I know it is a common stereotype for an old guy to complain about how good the kids have it today. I, however, will take a little different approach: We have it so much better today when it comes to access to information than we did even a few decades ago. Imagine if I asked you the following questions:
Where can you have a custom Peltier device built?
What is the safest chemical to use when etching glass?
What does an LM1812 IC do?
Who sells AWG 12 wire with Teflon insulation?
You could probably answer all of these trivially with a quick query on your favorite search engine. But it hasn’t always been that way. In the old days, we had to make friends with three key people: the reference librarian, the vendor representative, and the old guy who seemed to know everything. In roughly that order. Continue reading “Before Google, There Was The Reference Librarian”→
It’s a fair assumption that the majority of Hackaday readers will be used to working with electronic components, they are the life blood of so many of the projects featured here. In a lot of cases those projects will feature very common components, those which have become commoditized through appearing across an enormous breadth of applications. We become familiar with those components through repeated use, and we build on that familiarity when we create our own circuits using them.
All manufacturers of electronic components will publish a datasheet for those components. A document containing all the pertinent information for a designer, including numerical parameters, graphs showing their characteristics, physical and thermal parameters, and some application information where needed. Back in the day they would be published as big thick books containing for example the sheets for all the components of a particular type from a manufacturer, but now they are available very conveniently online in PDF format from manufacturer or wholesaler websites.
Datasheets are a mine of information on the components they describe, but sometimes they can be rather impenetrable. There is a lot of information to be presented, indeed when the device in question is a highly integrated component such as a DSP or microprocessor the datasheet can resemble a medium-sized book. We’re sure that a lot of our readers will be completely at home in the pages of a datasheet, but equally it’s a concern that a section of the Hackaday audience will not be so familiar with them and will not receive their full benefit. Thus we’re going to examine and explain a datasheet in detail, and hopefully shed some light on what it contains.

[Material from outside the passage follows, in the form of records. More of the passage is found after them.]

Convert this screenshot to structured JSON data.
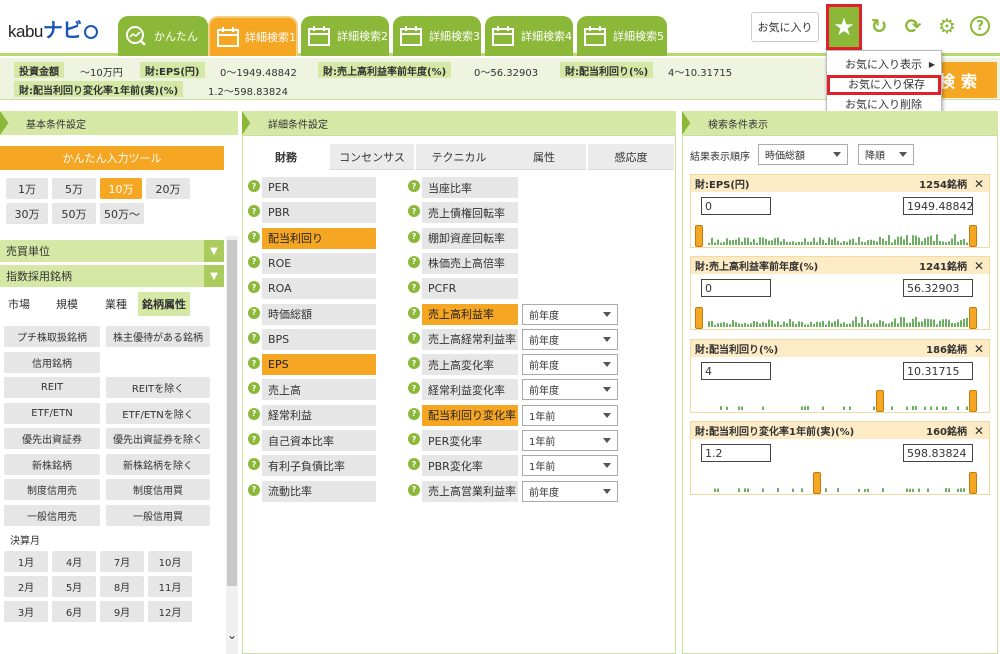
{
  "header": {
    "logo_kabu": "kabu",
    "logo_navi": "ナビ",
    "tabs": [
      {
        "label": "かんたん",
        "icon": "search-chart-icon",
        "active": false
      },
      {
        "label": "詳細検索1",
        "icon": "calendar-icon",
        "active": true
      },
      {
        "label": "詳細検索2",
        "icon": "calendar-icon",
        "active": false
      },
      {
        "label": "詳細検索3",
        "icon": "calendar-icon",
        "active": false
      },
      {
        "label": "詳細検索4",
        "icon": "calendar-icon",
        "active": false
      },
      {
        "label": "詳細検索5",
        "icon": "calendar-icon",
        "active": false
      }
    ],
    "favorites_label": "お気に入り",
    "accent_color": "#8cb83a",
    "active_color": "#f5a623",
    "highlight_color": "#e0202a"
  },
  "favorites_menu": {
    "items": [
      {
        "label": "お気に入り表示",
        "has_submenu": true
      },
      {
        "label": "お気に入り保存",
        "highlighted": true
      },
      {
        "label": "お気に入り削除"
      }
    ]
  },
  "conditions": {
    "row1": [
      {
        "label": "投資金額",
        "value": "〜10万円"
      },
      {
        "label": "財:EPS(円)",
        "value": "0〜1949.48842"
      },
      {
        "label": "財:売上高利益率前年度(%)",
        "value": "0〜56.32903"
      },
      {
        "label": "財:配当利回り(%)",
        "value": "4〜10.31715"
      }
    ],
    "row2": [
      {
        "label": "財:配当利回り変化率1年前(実)(%)",
        "value": "1.2〜598.83824"
      }
    ],
    "search_label": "検索"
  },
  "basic": {
    "title": "基本条件設定",
    "easy_tool": "かんたん入力ツール",
    "amounts": [
      "1万",
      "5万",
      "10万",
      "20万",
      "30万",
      "50万",
      "50万〜"
    ],
    "selected_amount": "10万",
    "sections": [
      "売買単位",
      "指数採用銘柄"
    ],
    "subtabs": [
      "市場",
      "規模",
      "業種",
      "銘柄属性"
    ],
    "active_subtab": "銘柄属性",
    "attr_buttons": [
      [
        "プチ株取扱銘柄",
        "株主優待がある銘柄"
      ],
      [
        "信用銘柄",
        ""
      ],
      [
        "REIT",
        "REITを除く"
      ],
      [
        "ETF/ETN",
        "ETF/ETNを除く"
      ],
      [
        "優先出資証券",
        "優先出資証券を除く"
      ],
      [
        "新株銘柄",
        "新株銘柄を除く"
      ],
      [
        "制度信用売",
        "制度信用買"
      ],
      [
        "一般信用売",
        "一般信用買"
      ]
    ],
    "settlement_label": "決算月",
    "months": [
      [
        "1月",
        "4月",
        "7月",
        "10月"
      ],
      [
        "2月",
        "5月",
        "8月",
        "11月"
      ],
      [
        "3月",
        "6月",
        "9月",
        "12月"
      ]
    ]
  },
  "detail": {
    "title": "詳細条件設定",
    "tabs": [
      "財務",
      "コンセンサス",
      "テクニカル",
      "属性",
      "感応度"
    ],
    "active_tab": "財務",
    "left_items": [
      {
        "label": "PER",
        "selected": false
      },
      {
        "label": "PBR",
        "selected": false
      },
      {
        "label": "配当利回り",
        "selected": true
      },
      {
        "label": "ROE",
        "selected": false
      },
      {
        "label": "ROA",
        "selected": false
      },
      {
        "label": "時価総額",
        "selected": false
      },
      {
        "label": "BPS",
        "selected": false
      },
      {
        "label": "EPS",
        "selected": true
      },
      {
        "label": "売上高",
        "selected": false
      },
      {
        "label": "経常利益",
        "selected": false
      },
      {
        "label": "自己資本比率",
        "selected": false
      },
      {
        "label": "有利子負債比率",
        "selected": false
      },
      {
        "label": "流動比率",
        "selected": false
      }
    ],
    "right_items": [
      {
        "label": "当座比率",
        "selected": false,
        "period": ""
      },
      {
        "label": "売上債権回転率",
        "selected": false,
        "period": ""
      },
      {
        "label": "棚卸資産回転率",
        "selected": false,
        "period": ""
      },
      {
        "label": "株価売上高倍率",
        "selected": false,
        "period": ""
      },
      {
        "label": "PCFR",
        "selected": false,
        "period": ""
      },
      {
        "label": "売上高利益率",
        "selected": true,
        "period": "前年度"
      },
      {
        "label": "売上高経常利益率",
        "selected": false,
        "period": "前年度"
      },
      {
        "label": "売上高変化率",
        "selected": false,
        "period": "前年度"
      },
      {
        "label": "経常利益変化率",
        "selected": false,
        "period": "前年度"
      },
      {
        "label": "配当利回り変化率",
        "selected": true,
        "period": "1年前"
      },
      {
        "label": "PER変化率",
        "selected": false,
        "period": "1年前"
      },
      {
        "label": "PBR変化率",
        "selected": false,
        "period": "1年前"
      },
      {
        "label": "売上高営業利益率",
        "selected": false,
        "period": "前年度"
      }
    ]
  },
  "results": {
    "title": "検索条件表示",
    "sort_label": "結果表示順序",
    "sort_value": "時価総額",
    "order_value": "降順",
    "cards": [
      {
        "title": "財:EPS(円)",
        "count": "1254銘柄",
        "min": "0",
        "max": "1949.48842",
        "knob_left": 0.0,
        "knob_right": 1.0
      },
      {
        "title": "財:売上高利益率前年度(%)",
        "count": "1241銘柄",
        "min": "0",
        "max": "56.32903",
        "knob_left": 0.0,
        "knob_right": 1.0
      },
      {
        "title": "財:配当利回り(%)",
        "count": "186銘柄",
        "min": "4",
        "max": "10.31715",
        "knob_left": 0.66,
        "knob_right": 1.0
      },
      {
        "title": "財:配当利回り変化率1年前(実)(%)",
        "count": "160銘柄",
        "min": "1.2",
        "max": "598.83824",
        "knob_left": 0.43,
        "knob_right": 1.0
      }
    ]
  }
}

The device whose datasheet we’ve chosen to put under the microscope is a transistor. The most basic building block of active semiconductor circuits, and the particular one we’ve chosen is a ubiquitous NPN signal transistor, the 2N3904. It’s been around for a very long time, having been introduced by Motorola in the 1960s, and has become the go-to device for a myriad circuits. You can buy 2N3904s made by a variety of manufacturers all of whom publish their own data sheets, but for the purposes of this article we’ll be using the PDF 2N3904 data sheet from ON Semiconductor, the spun-off former Motorola semiconductor division. You might find it worth your while opening this document in another window or printing it out for reference alongside the rest of this article.
Let’s take a look at all the knowledge enshrined in this datasheet, and the engineering eye you sometimes need to assign meaning to those numbers, diagrams, and formulas.
A few months ago when I reviewed the Android electronic reference app ElectroDroid, I made the offhand remark that a front end app for alldatasheet.com would be a killer mobile electronic reference app. [András Veres-Szentkirályi] accepted my challenge and built ADSdroid, the unofficial Android app for alldatasheet.com. You can check out my complete review after the break.